It’s back to the drawing board for a new Dubois Museum building; Second story out, square footage reduced

(Dubois, Wyo.) –Reductions in square footage and construction costs for a new Dubois Museum building were discussed at the last Fremont County Museum Board meeting  in Riverton. According to Dubois Museum director Katrina Krupicka Dingman, the original proposal to construct a 14,500 square foot facility at a cost of $4-4.5 million was met with a request to re-visit the needs of the museum and come up with alternatives at a budget hearing held on May 20th.

Krupicka-Dingman explained that she and the Fremont County Museum Board members re-examined their priorities to “come up with a list of what we need most” to best  serve the community of Dubois. The most important need identified was for storage of the artifacts currently housed at the Museum to insure their preservation. Discussion of an 8,000 square foot structure with a significant increase in climate controlled storage for artifacts made of materials subject to deterioration such as fabric and leather, inclusion of movable cabinets with wheels to optimize storage arrangements, provision of work space and to double exhibit space from that of the existing museum was met positively by the County Treasurer and the County Museum Board. The existing Dubois Museum building  is approximately 1,700 square feet with other Museum artifacts  displayed in seven historic structures that surround the main exhibit building.

Design of a one story 8,000 square foot building  which would significantly reduce the construction costs associated with the elimination of an elevator and reduce excavation, fill and building material costs with a preliminary construction budget of $2-2.5 million was discussed. In addition, maintenance, heating and cooling costs would be reduced. It was noted that with the construction of a smaller building, no staffing increase would be necessary.  Administrative offices would remain in their current location at the Seipt House on the Museum grounds unless an additional wing was to be funded and added to the new structure in the future. With the new building configuration and site planning, all historic cabins on the property would remain in their present locations.

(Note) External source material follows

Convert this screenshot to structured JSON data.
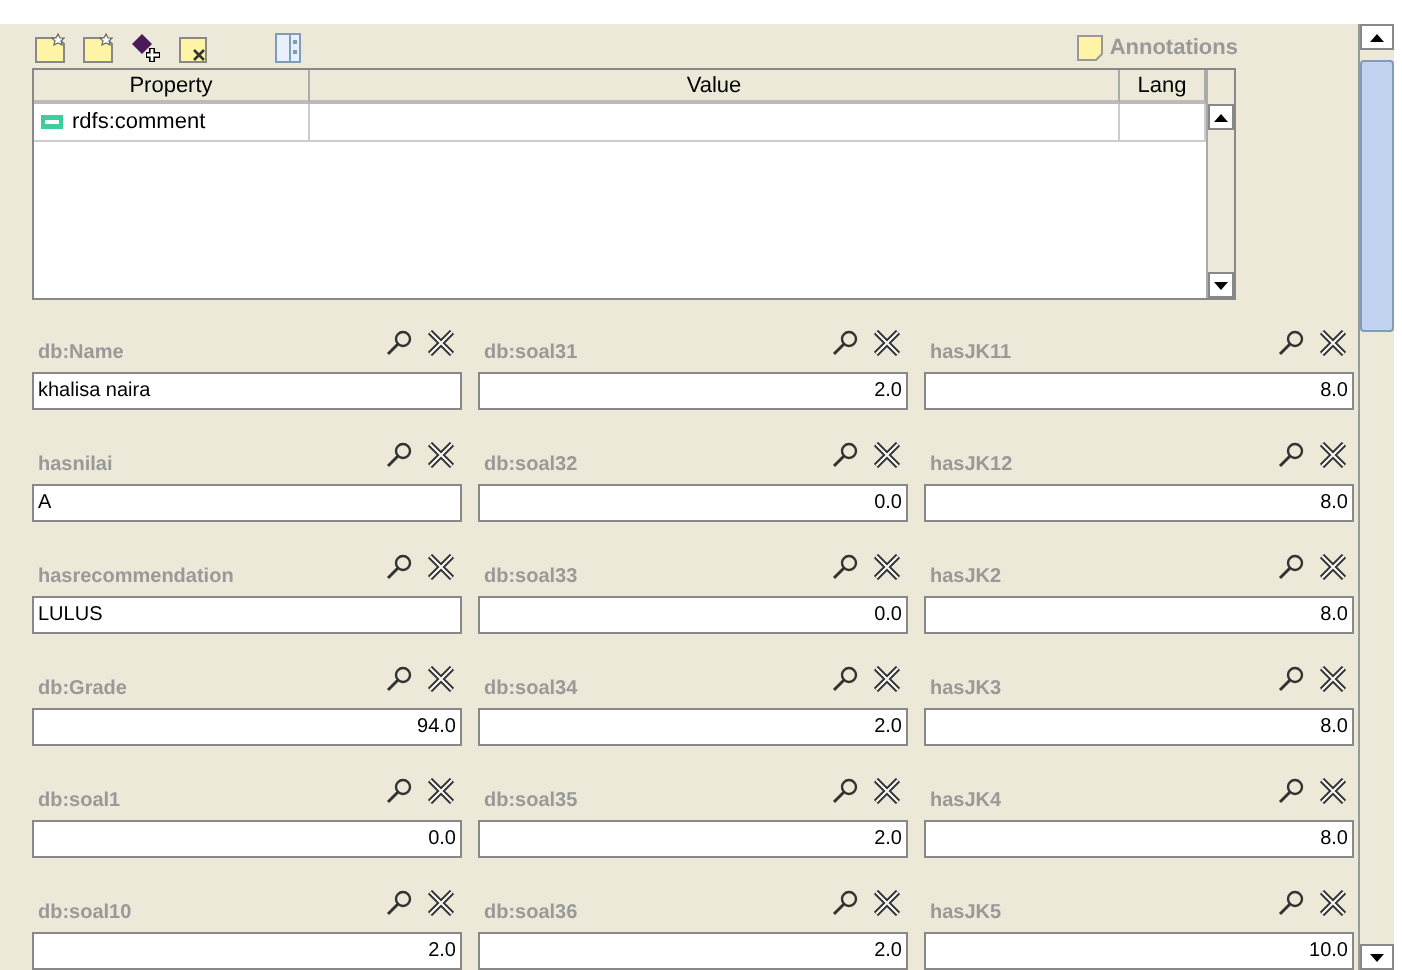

The same building materials originally proposed in the 14,500 square foot architectural design would be incorporated into the new building design, with concrete formed logs and moss rock being identified as building components, and the re-use of salvaged rough-hewn wood beams from the existing museum structure to be incorporated into the new lobby area. Ms. Krupicka Dingman stated, “A smaller building footprint will actually fit the site better and blend in more with the landscape and surrounding structures; the National Bighorn Sheep Interpretive Center and Headwaters Arts & Conference Center.” When asked if there were preliminary plans or a time line to development new schematic drawings she noted that there were “currently no anticipated dates for new schematics.”

Funding for the development of new architectural and engineering drawings is within the budget determined at the October 2011 Fremont County Commissioners meeting. There, the County Commissioners recommended the Capital Improvement and Maintenance Program’s Long-term Committee  award a $125,000 grant from the Fremont County General Fund with a 3 year period in which to utilize the funds. The time frame to date in architectural and engineering design has been one year.

The topic of transferring land that the Dubois Museum is currently situated on from the Town of Dubois to Fremont County was discussed at the museum board meeting as well. In the proposed  land transfer, the eastern most boundary of the land would change so that the land that the Dennison Lodge sits on would remain in ownership by the Town of Dubois. Language included in the transfer is still in under review by the County Attorney.

A row of historic cabins, including a former backcountry ranger station to a building housing photos and artifacts from the Tie Hack era, and more, are featured on the campus of the Dubois museum.

A row of historic cabins, including a former backcountry ranger station to a building housing photos and artifacts from the Tie Hack era, and more, are featured on the campus of the Dubois museum.

The Dubois Museum's main exhibit building.

The Dubois Museum’s main exhibit building.